Where a line in the entries below contains the word "title", it counts; give the total by itself.

----- DATA TO PROCESS -----

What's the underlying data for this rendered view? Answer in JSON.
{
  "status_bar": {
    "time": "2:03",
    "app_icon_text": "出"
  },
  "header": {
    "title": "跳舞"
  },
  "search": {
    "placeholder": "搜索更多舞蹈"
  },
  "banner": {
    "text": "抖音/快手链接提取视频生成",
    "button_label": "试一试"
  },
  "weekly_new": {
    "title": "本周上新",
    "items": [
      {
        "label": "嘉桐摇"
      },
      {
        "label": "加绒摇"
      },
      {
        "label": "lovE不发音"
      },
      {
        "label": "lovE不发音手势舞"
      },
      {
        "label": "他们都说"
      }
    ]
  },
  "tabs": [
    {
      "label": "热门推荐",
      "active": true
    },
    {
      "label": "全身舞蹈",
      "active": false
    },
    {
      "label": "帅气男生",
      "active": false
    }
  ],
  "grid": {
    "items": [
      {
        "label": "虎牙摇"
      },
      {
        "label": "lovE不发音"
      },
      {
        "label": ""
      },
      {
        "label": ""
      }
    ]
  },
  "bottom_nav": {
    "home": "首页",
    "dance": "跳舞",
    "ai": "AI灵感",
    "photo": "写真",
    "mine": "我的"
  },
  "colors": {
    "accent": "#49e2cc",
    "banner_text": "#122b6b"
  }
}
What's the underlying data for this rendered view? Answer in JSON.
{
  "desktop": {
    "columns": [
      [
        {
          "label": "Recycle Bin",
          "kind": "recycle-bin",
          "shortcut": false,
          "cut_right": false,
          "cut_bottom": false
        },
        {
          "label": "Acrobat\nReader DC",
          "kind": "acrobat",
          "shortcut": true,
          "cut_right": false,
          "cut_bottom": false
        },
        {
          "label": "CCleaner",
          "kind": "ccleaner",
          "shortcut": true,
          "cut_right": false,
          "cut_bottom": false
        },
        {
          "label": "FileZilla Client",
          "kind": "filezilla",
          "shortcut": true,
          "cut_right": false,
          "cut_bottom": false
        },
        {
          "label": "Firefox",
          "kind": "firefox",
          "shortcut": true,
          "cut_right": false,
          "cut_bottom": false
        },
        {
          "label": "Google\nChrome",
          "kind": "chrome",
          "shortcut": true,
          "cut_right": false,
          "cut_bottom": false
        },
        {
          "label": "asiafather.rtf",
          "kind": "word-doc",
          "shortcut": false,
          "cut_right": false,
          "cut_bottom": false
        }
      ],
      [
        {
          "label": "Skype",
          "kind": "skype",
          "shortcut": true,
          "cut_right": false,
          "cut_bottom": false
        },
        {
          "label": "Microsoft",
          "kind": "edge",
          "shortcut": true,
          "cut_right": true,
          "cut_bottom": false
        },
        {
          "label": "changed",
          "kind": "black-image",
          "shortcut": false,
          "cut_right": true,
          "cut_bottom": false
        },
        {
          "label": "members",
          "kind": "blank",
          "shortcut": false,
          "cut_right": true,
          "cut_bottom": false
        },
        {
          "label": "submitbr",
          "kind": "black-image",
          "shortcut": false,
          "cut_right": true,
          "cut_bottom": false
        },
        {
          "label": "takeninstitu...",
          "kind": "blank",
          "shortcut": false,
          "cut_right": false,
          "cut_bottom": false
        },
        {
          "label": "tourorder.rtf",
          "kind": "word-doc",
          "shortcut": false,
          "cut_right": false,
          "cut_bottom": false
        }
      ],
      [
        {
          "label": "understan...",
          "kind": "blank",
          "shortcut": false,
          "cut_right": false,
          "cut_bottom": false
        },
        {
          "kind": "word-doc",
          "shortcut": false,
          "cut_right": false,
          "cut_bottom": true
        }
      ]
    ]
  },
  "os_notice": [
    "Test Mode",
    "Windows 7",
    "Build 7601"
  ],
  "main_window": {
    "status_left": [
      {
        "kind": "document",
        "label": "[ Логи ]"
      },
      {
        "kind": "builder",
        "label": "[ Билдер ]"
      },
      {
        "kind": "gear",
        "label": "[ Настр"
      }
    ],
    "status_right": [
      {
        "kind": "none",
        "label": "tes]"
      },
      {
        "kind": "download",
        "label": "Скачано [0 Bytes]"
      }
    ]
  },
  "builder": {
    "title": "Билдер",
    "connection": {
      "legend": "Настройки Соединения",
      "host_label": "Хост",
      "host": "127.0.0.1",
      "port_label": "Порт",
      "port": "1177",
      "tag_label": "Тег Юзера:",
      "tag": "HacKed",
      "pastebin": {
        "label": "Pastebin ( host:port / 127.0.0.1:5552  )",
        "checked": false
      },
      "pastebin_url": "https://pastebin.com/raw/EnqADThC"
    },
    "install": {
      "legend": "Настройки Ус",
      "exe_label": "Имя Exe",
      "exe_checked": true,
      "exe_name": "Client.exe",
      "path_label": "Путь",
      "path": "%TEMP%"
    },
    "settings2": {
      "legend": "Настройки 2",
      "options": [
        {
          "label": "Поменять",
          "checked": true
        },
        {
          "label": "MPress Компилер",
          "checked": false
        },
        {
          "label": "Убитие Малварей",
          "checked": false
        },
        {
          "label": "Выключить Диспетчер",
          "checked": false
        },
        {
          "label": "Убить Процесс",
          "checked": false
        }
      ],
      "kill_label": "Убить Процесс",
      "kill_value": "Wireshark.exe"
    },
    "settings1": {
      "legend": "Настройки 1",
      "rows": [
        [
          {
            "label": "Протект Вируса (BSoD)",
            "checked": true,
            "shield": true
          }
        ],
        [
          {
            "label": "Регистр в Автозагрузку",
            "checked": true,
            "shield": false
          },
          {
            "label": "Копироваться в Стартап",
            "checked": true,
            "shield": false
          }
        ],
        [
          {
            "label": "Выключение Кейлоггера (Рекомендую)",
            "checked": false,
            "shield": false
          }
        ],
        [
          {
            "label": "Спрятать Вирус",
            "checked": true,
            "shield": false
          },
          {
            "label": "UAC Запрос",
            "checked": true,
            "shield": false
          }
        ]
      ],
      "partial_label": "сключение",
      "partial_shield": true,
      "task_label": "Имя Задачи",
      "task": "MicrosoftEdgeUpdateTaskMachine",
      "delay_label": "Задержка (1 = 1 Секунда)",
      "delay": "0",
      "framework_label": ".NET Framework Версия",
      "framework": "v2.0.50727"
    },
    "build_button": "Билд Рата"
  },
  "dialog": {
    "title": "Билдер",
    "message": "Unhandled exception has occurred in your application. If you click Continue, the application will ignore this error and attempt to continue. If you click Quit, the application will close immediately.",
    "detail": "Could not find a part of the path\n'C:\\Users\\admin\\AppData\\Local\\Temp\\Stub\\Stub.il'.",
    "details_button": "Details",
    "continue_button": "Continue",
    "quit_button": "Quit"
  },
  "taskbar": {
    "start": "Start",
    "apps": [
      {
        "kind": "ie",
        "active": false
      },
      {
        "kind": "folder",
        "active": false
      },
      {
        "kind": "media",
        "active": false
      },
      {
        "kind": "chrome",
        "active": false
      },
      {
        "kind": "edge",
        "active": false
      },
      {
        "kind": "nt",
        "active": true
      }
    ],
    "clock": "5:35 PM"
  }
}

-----

OUTPUT FOR THIS TASK:
4